• “Hobbies of any kind are boring except to people who have the same hobby. (This is also true of religion, although you will not find me saying so in print.)”

• “I like the relaxed way in which the Japanese approach religion. I think of myself as basically a moral person, but I’m definitely not religious, and I’m very tired of the preachiness and obsession with other people’s behavior characteristic of many religious people in the United States. As far as I could tell, there’s nothing preachy about Buddhism. I was in a lot of temples, and I still don’t know what Buddhists believe, except that at one point Kunio said ‘If you do bad things, you will be reborn as an ox.’” (Dave Barry Does Japan)

• “I liked making people laugh, and I decided I was an atheist early on. My Dad was all right with that. We argued about it all the time, but it was good-natured. He was the most open-minded human being I’ve ever known.” (Barry’s father was a Presbyterian minister)

• “The thing about religion is that everybody else’s always appears stupid.”

Check it out! The Humanist magazine features Quiet Company

#quietcompany @quietcompanytx @hemantmehta

Sweet, cherry pie!

The Humanist magazine featured an article about Quiet Company and their new album, “We Are All Where We Belong.”

I was surprised that so many of my blogger colleagues ignored this story, but extremely appreciative that Taylor Muse and the rest of the band are getting this level of publicity.

If this is the first time you’re hearing about the album, the Humanist describes the album this way:

On We Are All Where We Belong, Quiet Company integrates a sound reminiscent of both Sufjan Stevens’ album Illinois and The National’s Boxer with the overarching narrative of lead vocalist Taylor Muse’s journey from a conservative Christian upbringing and belief system to a celebration of the power of human potential.

In the article, Taylor talks about his influences ranging from Kurt Vonnegut to Bart Ehrman. There’s this one section that I thought was great talking about topics within the songs:

Love is another thing we sing about a lot. We tend to be pretty romantic, and I write a lot of songs for my wife. But you know, I think the best love stories are often set against the specter of death. And again, it’s humanistic—the sense that this world is all we have, this time is all we have together, so let’s make the most of it. Let’s make our lives worth living as much as possible.

Go check out the article here.
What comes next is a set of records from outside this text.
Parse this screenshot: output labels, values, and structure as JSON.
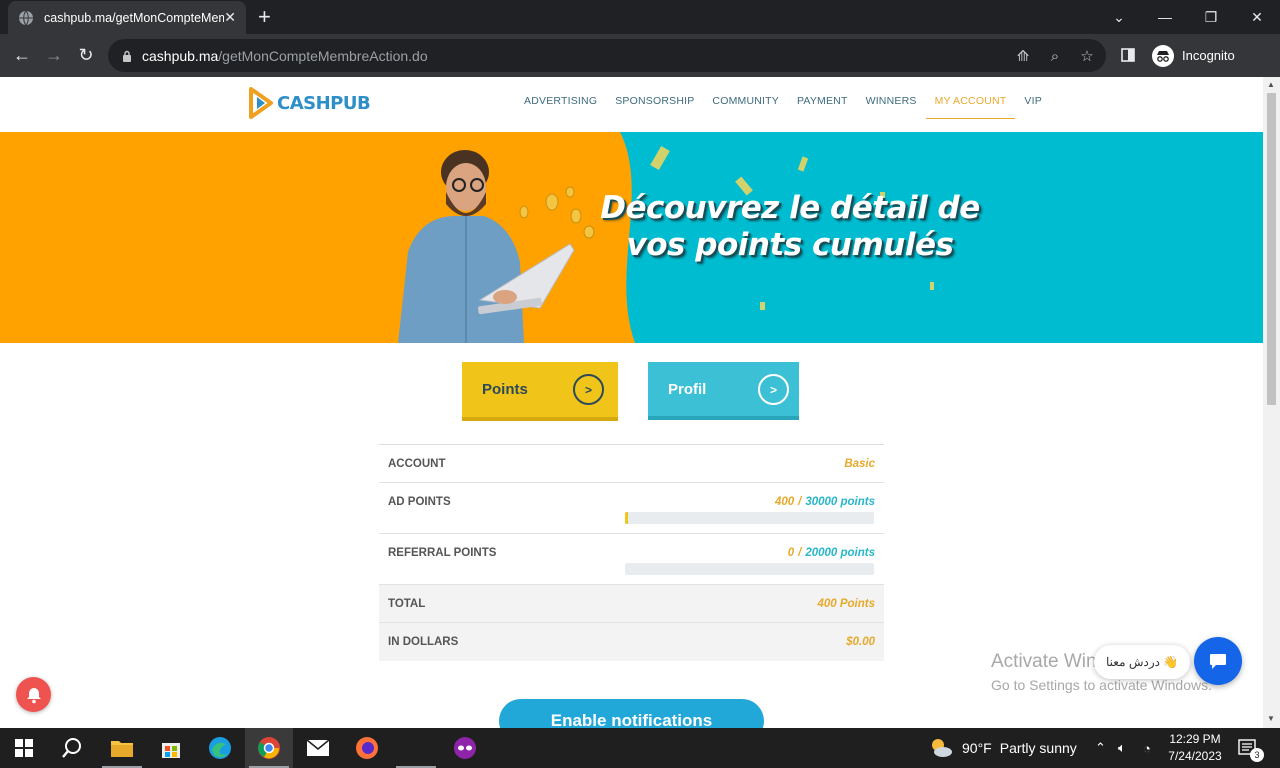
{
  "browser": {
    "tab_title": "cashpub.ma/getMonCompteMembreAction.do",
    "url_domain": "cashpub.ma",
    "url_path": "/getMonCompteMembreAction.do",
    "incognito_label": "Incognito"
  },
  "site": {
    "logo_text": "CASHPUB",
    "nav": [
      "ADVERTISING",
      "SPONSORSHIP",
      "COMMUNITY",
      "PAYMENT",
      "WINNERS",
      "MY ACCOUNT",
      "VIP"
    ],
    "active_nav": "MY ACCOUNT",
    "banner_line1": "Découvrez le détail de",
    "banner_line2": "vos points cumulés",
    "buttons": {
      "points": "Points",
      "profil": "Profil",
      "arrow": ">"
    },
    "account_table": {
      "account_label": "ACCOUNT",
      "account_value": "Basic",
      "ad_points_label": "AD POINTS",
      "ad_points_current": "400",
      "ad_points_max": "30000 points",
      "ad_points_fraction": 0.013,
      "referral_label": "REFERRAL POINTS",
      "referral_current": "0",
      "referral_max": "20000 points",
      "referral_fraction": 0,
      "total_label": "TOTAL",
      "total_value": "400 Points",
      "dollars_label": "IN DOLLARS",
      "dollars_value": "$0.00",
      "slash": "/"
    },
    "enable_notifications": "Enable notifications",
    "chat_bubble_text": "دردش معنا 👋",
    "activate_title": "Activate Windows",
    "activate_sub": "Go to Settings to activate Windows."
  },
  "taskbar": {
    "weather_temp": "90°F",
    "weather_text": "Partly sunny",
    "time": "12:29 PM",
    "date": "7/24/2023",
    "notification_count": "3"
  },
  "colors": {
    "accent_gold": "#e7a92c",
    "accent_teal": "#2ab6ca",
    "banner_orange": "#ffa200",
    "banner_teal": "#00bcd0",
    "points_button": "#f0c419",
    "profil_button": "#3bc0d6"
  }
}
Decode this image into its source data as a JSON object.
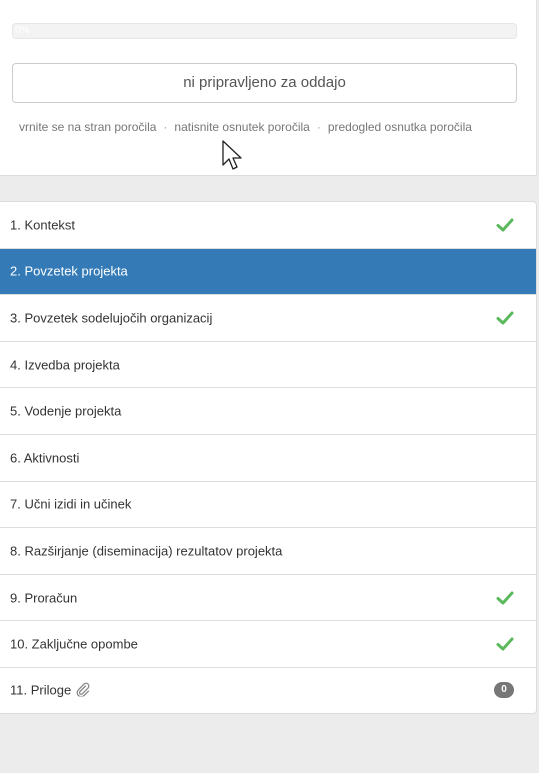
{
  "progress": {
    "value": 0,
    "text": "0%"
  },
  "submit": {
    "label": "ni pripravljeno za oddajo"
  },
  "links": {
    "back": "vrnite se na stran poročila",
    "print": "natisnite osnutek poročila",
    "preview": "predogled osnutka poročila",
    "separator": "·"
  },
  "sections": [
    {
      "label": "1. Kontekst",
      "status": "check-icon"
    },
    {
      "label": "2. Povzetek projekta",
      "active": true
    },
    {
      "label": "3. Povzetek sodelujočih organizacij",
      "status": "check-icon"
    },
    {
      "label": "4. Izvedba projekta"
    },
    {
      "label": "5. Vodenje projekta"
    },
    {
      "label": "6. Aktivnosti"
    },
    {
      "label": "7. Učni izidi in učinek"
    },
    {
      "label": "8. Razširjanje (diseminacija) rezultatov projekta"
    },
    {
      "label": "9. Proračun",
      "status": "check-icon"
    },
    {
      "label": "10. Zaključne opombe",
      "status": "check-icon"
    },
    {
      "label": "11. Priloge",
      "icon": "paperclip-icon",
      "badge": "0"
    }
  ],
  "colors": {
    "active_bg": "#337ab7",
    "check": "#5cb85c",
    "badge_bg": "#777777"
  }
}
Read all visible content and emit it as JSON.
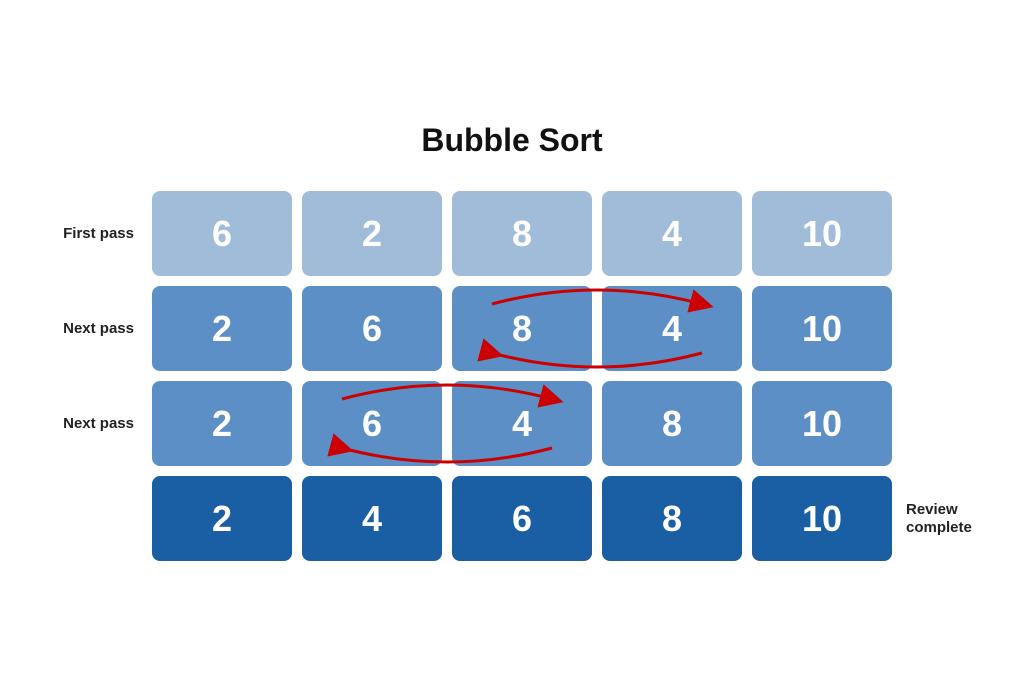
{
  "title": "Bubble Sort",
  "rows": [
    {
      "label": "First pass",
      "cells": [
        6,
        2,
        8,
        4,
        10
      ],
      "colorClass": "cell-light",
      "suffix": "",
      "swap": null
    },
    {
      "label": "Next pass",
      "cells": [
        2,
        6,
        8,
        4,
        10
      ],
      "colorClass": "cell-mid",
      "suffix": "",
      "swap": "row2"
    },
    {
      "label": "Next pass",
      "cells": [
        2,
        6,
        4,
        8,
        10
      ],
      "colorClass": "cell-mid",
      "suffix": "",
      "swap": "row3"
    },
    {
      "label": "",
      "cells": [
        2,
        4,
        6,
        8,
        10
      ],
      "colorClass": "cell-dark",
      "suffix": "Review complete",
      "swap": null
    }
  ]
}
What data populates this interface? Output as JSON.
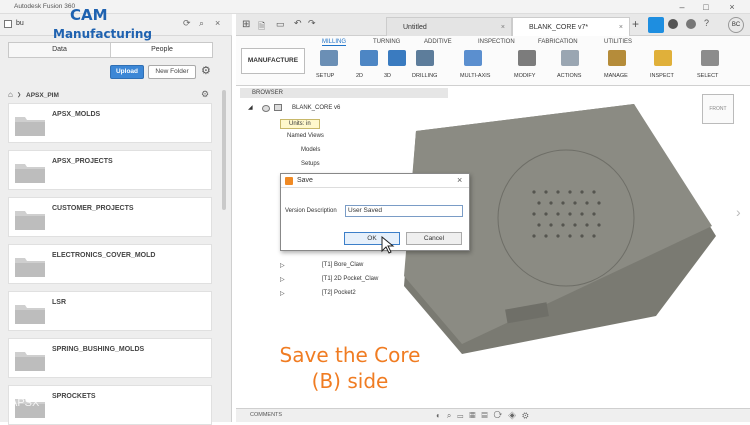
{
  "window": {
    "title": "Autodesk Fusion 360"
  },
  "logo": {
    "line1": "CAM",
    "line2": "Manufacturing"
  },
  "left_panel": {
    "search_value": "bu",
    "tabs": [
      "Data",
      "People"
    ],
    "upload_label": "Upload",
    "new_folder_label": "New Folder",
    "project": "APSX_PIM",
    "folders": [
      "APSX_MOLDS",
      "APSX_PROJECTS",
      "CUSTOMER_PROJECTS",
      "ELECTRONICS_COVER_MOLD",
      "LSR",
      "SPRING_BUSHING_MOLDS",
      "SPROCKETS"
    ]
  },
  "doc_tabs": [
    {
      "label": "Untitled"
    },
    {
      "label": "BLANK_CORE v7*"
    }
  ],
  "ribbon": {
    "workspace": "MANUFACTURE",
    "tabs": [
      "MILLING",
      "TURNING",
      "ADDITIVE",
      "INSPECTION",
      "FABRICATION",
      "UTILITIES"
    ],
    "groups": [
      "SETUP",
      "2D",
      "3D",
      "DRILLING",
      "MULTI-AXIS",
      "MODIFY",
      "ACTIONS",
      "MANAGE",
      "INSPECT",
      "SELECT"
    ]
  },
  "browser": {
    "header": "BROWSER",
    "root": "BLANK_CORE v6",
    "items": [
      "Units: in",
      "Named Views",
      "Models",
      "Setups",
      "[T1] Bore_Claw",
      "[T1] 2D Pocket_Claw",
      "[T2] Pocket2"
    ]
  },
  "dialog": {
    "title": "Save",
    "field_label": "Version Description",
    "field_value": "User Saved",
    "ok_label": "OK",
    "cancel_label": "Cancel"
  },
  "viewcube": {
    "label": "FRONT"
  },
  "bottom": {
    "comments_label": "COMMENTS"
  },
  "caption": {
    "line1": "Save the Core",
    "line2": "(B) side"
  },
  "overlay_text": "APSX"
}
Here is my original write up from a few months ago.

And if you missed the most recent video release, here it is again (below).

Thanks, Steve P. for the headsup! 

Collected funny image alert!



iPhone style message bubble says, “i don’t exactly hate you, but if you were on fire and I had water, i’d drink it.” 

Illustrative graphic of bacon in bed says, “This is how bacon bits are made.” One bacon says to the other, “I’m not on the pill.” 

Two cats, one has its tail in front of the others eyes, says, “These aren’t my glasses.” 


SIgn on door says: “Children left unattended will be eaten or sold into slavery.”



Illustrative graphic of facebook, twitter, wordpress, youtube, blogger logos in bombs says, “Weapons of Mass Distraction.” 


I can’t help this repost: “RIP Society of the Day”

From the Daily Wh.at:

RIP Society of the Day: Your mom and dad are wrong: College isn’t worth it.


UPDATE: This is for an Honors — HONORS! — Intro to Fiction course at OSU. From the course description:

…While we read and discuss some important, influential narratives about the supernatural – Mary Shelley’s Frankenstein, Bram Stoker’s Dracula, Henry James’ The Turn of the Screw, and Stephenie Meyer’s Twilight as well a few minor works…

1818: “I, the miserable and the abandoned, am an abortion, to be spurned at, and kicked, and trampled on.” 2005: “I sparkle like diamonds.”